A Good User Is an Engaged User

One important thing to understand about GA4 is that the new platform provides much more insight into who uses your site, and how they use it. While UA data is centered around sessions and the actions that happened during a visit, GA4 focuses on users. The new platform can more easily connect user activity across devices, platforms, and sessions.  


Both versions of Google Analytics collect data about Users, or essentially, unique visitors to your site. However, “Users” means something different in each platform.

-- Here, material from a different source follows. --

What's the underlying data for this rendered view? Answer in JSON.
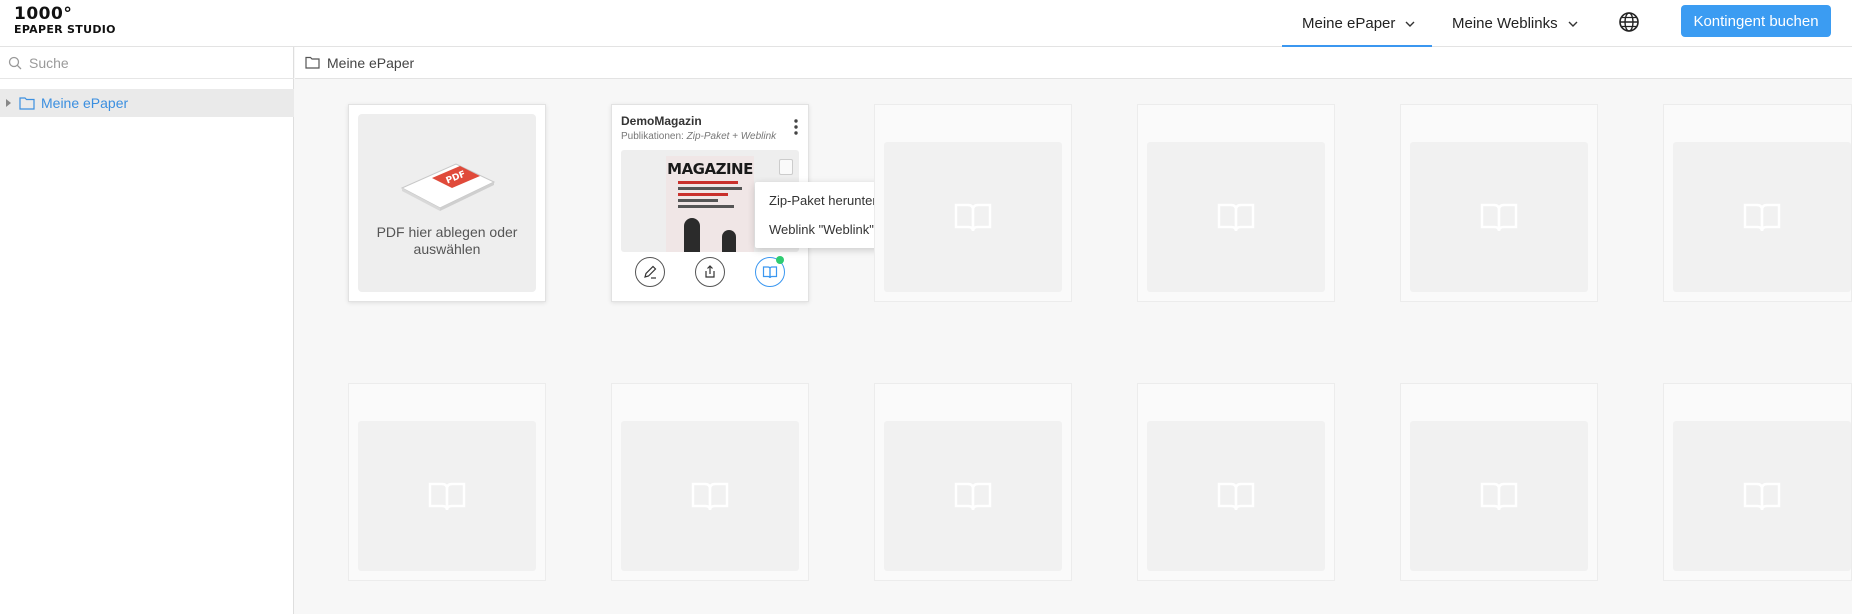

  • In UA, the primary user metric is Total Users. Knowing how many users visited your site is undoubtedly a useful metric, especially when comparing results over time or against other sites. GA4 includes Total Users, too, though the data will be slightly different (more on how numbers may differ in an upcoming article).
  • In GA4, the primary user metric is Active Users. Google defines the Active Users metric as the number of distinct users who visited your website or application. Active users are website visitors or app users who have engaged sessions.

And while we’re sharing GA4 vocabulary, an Engaged Session is a session that lasts longer than 10 seconds, has a conversion event, or has at least 2 pageviews or screen views. While it’s good to know the total number of people visiting your site, it’s even more valuable to understand the number of people who came to your site and actively used it.

Bounce Rate

How the user engages with the landing page has become more important than simply knowing that they left it.

In UA, Bounce Rate is perhaps the best metric to look at if you’re trying to understand user engagement. It measures the percentage of single-page sessions that included no interaction with the page. Put simply, it’s the percentage of people who came to your site and quickly exited. 

Initially, it seemed Google was planning to drop Bounce Rate as a metric in favor of data points related to engaged sessions. As the internet has evolved, single-page visits are a less meaningful measure of disengaged users. Well-designed landing pages (or apps) may provide users with a more meaningful experience, regardless of where they enter and whether they click through to another page. It may be, too, that users who ‘bounce’ come back as engaged visitors. Our relationship with technology is more complex than ever. 

While Google does intend to keep Bounce Rate in GA4, the way it’s defined has changed. The new calculation is based on the percentage of sessions that were not considered Engaged Sessions.  

While the new focus on engagement is a shift in how many of us think about website performance, it also provides powerful new insights. It will be easier than ever to identify our best users, enhance their web experience, and create audiences to use in marketing campaigns, to name a couple of examples.

At Union Street Media, our marketing strategists are especially looking forward to bringing deeper insights to our real estate clients and having more actionable data to work with. 

This is the second in a series of articles in which we’re sharing our knowledge about the 7/1/23 switch from Universal Analytics to GA4. Next up, we’ll discuss conversion and event tracking, and share some of the things we’re most excited about in the new platform!

This is the second article in our series on Google Analytics 4. If you missed the first, you can read it here.